Alma Mater: Lore and Pranks
Throughout the century, the Alma Mater statue witnessed change and conflict on Columbia’s campus; but she also helped create new traditions that fostered a sense of community among Columbians.
Almost immediately, Alma Mater became known for the tiny, hidden owl buried in the folds of her skirts, and throughout the next several decades, Columbia students and faculty debated its significance. What did the owl signify? And why did French include it in his design? Many College men (until 1983, the College admitted only men) joked that any student who found French’s owl would marry a Barnard girl. Still others claimed that the first member of the College’s freshman class to find the owl would be valedictorian four years later.
Others offered more historical explanations. Dwight C. Miner, professor of History at Columbia during the 1950s, maintained that French was a member of the Psi Upsilon fraternity. The professor argued that the owl, the fraternity’s symbol, was a nod of loyalty to the sculptor’s own Alma Mater and to his fraternity.
In October 1953, French’s daughter Margaret French Cresson, herself a sculptor, addressed the speculation about the owl’s meaning in a letter to The New York Times in order to clear up “a few little misconceptions” about her father’s intent. “As for the little owl only partially visible in the folds of her college gown, this ‘item of mystery’ represents no fraternity and poses no labyrinthine riddle,” Cresson wrote. “The owl is the age-old symbol of wisdom and was used by the sculptor to convey that interpretation. Possibly [French] was hoping that in pursuit of knowledge youth might indeed find wisdom.” By this time, though, the various theories about Alma Mater’s owl had already become an integral part of Columbia’s lore and traditions. 
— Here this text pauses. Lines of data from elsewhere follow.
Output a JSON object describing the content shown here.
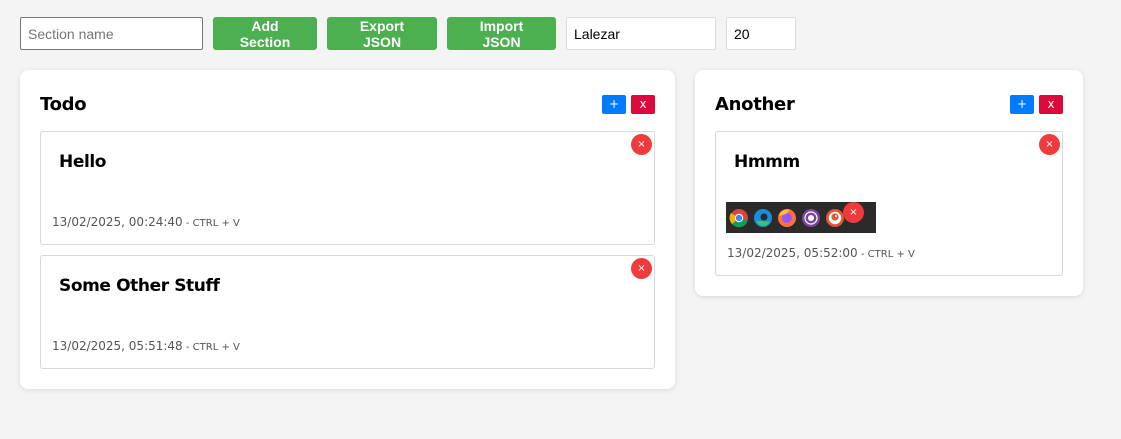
{
  "toolbar": {
    "section_placeholder": "Section name",
    "add_label": "Add Section",
    "export_label": "Export JSON",
    "import_label": "Import JSON",
    "font_value": "Lalezar",
    "size_value": "20"
  },
  "colors": {
    "green": "#4caf50",
    "blue": "#007bff",
    "red": "#dc0a3c",
    "close_red": "#ef3b3b"
  },
  "sections": [
    {
      "title": "Todo",
      "add_label": "+",
      "delete_label": "x",
      "cards": [
        {
          "title": "Hello",
          "timestamp": "13/02/2025, 00:24:40",
          "source": " - CTRL + V",
          "close": "×"
        },
        {
          "title": "Some Other Stuff",
          "timestamp": "13/02/2025, 05:51:48",
          "source": " - CTRL + V",
          "close": "×"
        }
      ]
    },
    {
      "title": "Another",
      "add_label": "+",
      "delete_label": "x",
      "cards": [
        {
          "title": "Hmmm",
          "timestamp": "13/02/2025, 05:52:00",
          "source": " - CTRL + V",
          "close": "×",
          "image_close": "×",
          "image_icons": [
            "chrome-icon",
            "edge-icon",
            "firefox-icon",
            "tor-icon",
            "duckduckgo-icon"
          ]
        }
      ]
    }
  ]
}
As the most visible symbol of the school, Alma Mater also found herself the victim of many college pranks. In 1928, the Buildings and Grounds crew discovered that the crown that sat atop the statue’s scepter had disappeared. After the University offered a reward for the crown’s safe return, a young man delivered it to the school, claiming he had found the crown in a restroom and, not recognizing it, kept it until he learned of the reward. A few years later, undergraduates gave the grand dame of Columbia a bright red manicure and pedicure.
Perhaps most daringly, in October 1984, some visiting Cornell students removed Alma Mater’s entire scepter. Missing for almost two months, the scepter showed up on the doorstep of Cornell’s Dean of Students in mid-December, covered in Cornell pennants. The scepter was hand-delivered by a Cornell professor to the Columbia Buildings and Grounds Department the next day. 
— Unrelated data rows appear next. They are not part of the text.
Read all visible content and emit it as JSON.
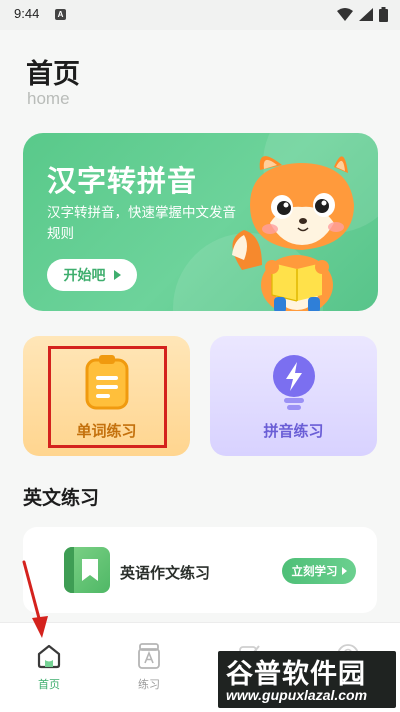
{
  "status_bar": {
    "time": "9:44",
    "notification_badge": "A",
    "icons": [
      "wifi-icon",
      "signal-icon",
      "battery-icon"
    ]
  },
  "header": {
    "title": "首页",
    "subtitle": "home"
  },
  "banner": {
    "title": "汉字转拼音",
    "description": "汉字转拼音，快速掌握中文发音规则",
    "button_label": "开始吧",
    "illustration": "fox-reading-book"
  },
  "practice_cards": [
    {
      "label": "单词练习",
      "icon": "notepad-icon",
      "accent": "#c4710d"
    },
    {
      "label": "拼音练习",
      "icon": "lightbulb-icon",
      "accent": "#6a5ed6"
    }
  ],
  "english_section": {
    "title": "英文练习",
    "items": [
      {
        "title": "英语作文练习",
        "button_label": "立刻学习",
        "icon": "book-icon"
      }
    ]
  },
  "bottom_nav": {
    "items": [
      {
        "label": "首页",
        "icon": "home-icon",
        "active": true
      },
      {
        "label": "练习",
        "icon": "practice-icon",
        "active": false
      }
    ]
  },
  "watermark": {
    "title": "谷普软件园",
    "url": "www.gupuxlazal.com"
  },
  "colors": {
    "primary_green": "#59c98a",
    "active_nav": "#3fae6e",
    "annotation_red": "#d4221d"
  }
}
 "Columbia University’s ‘grand old lady’ is 50 years old today," University Symbols: Alma Mater, Historical Subject Files, University Archives, Rare Book & Manuscript Library, Columbia University in the City of New York.
 "Columbia’s Alma Mater Robbed of Crown; Under Canvas Cover She Awaits Its Return," New York Times, August 8, 1928; clipping, “Stolen Crown Restored, Columbia Unveils Her Alma Mater Statue,” New York World, August 24, 1928; "Vicissitudes of City Statues: Jokers and Vandals Find targets Ready to Hand," New York Times Magazine, May 10, 1936; Columbia University press release, "Alma Mater's Scepter is back at Columbia, unharmed" December 19, 1984, University Symbols: Alma Mater, Historical Subject Files.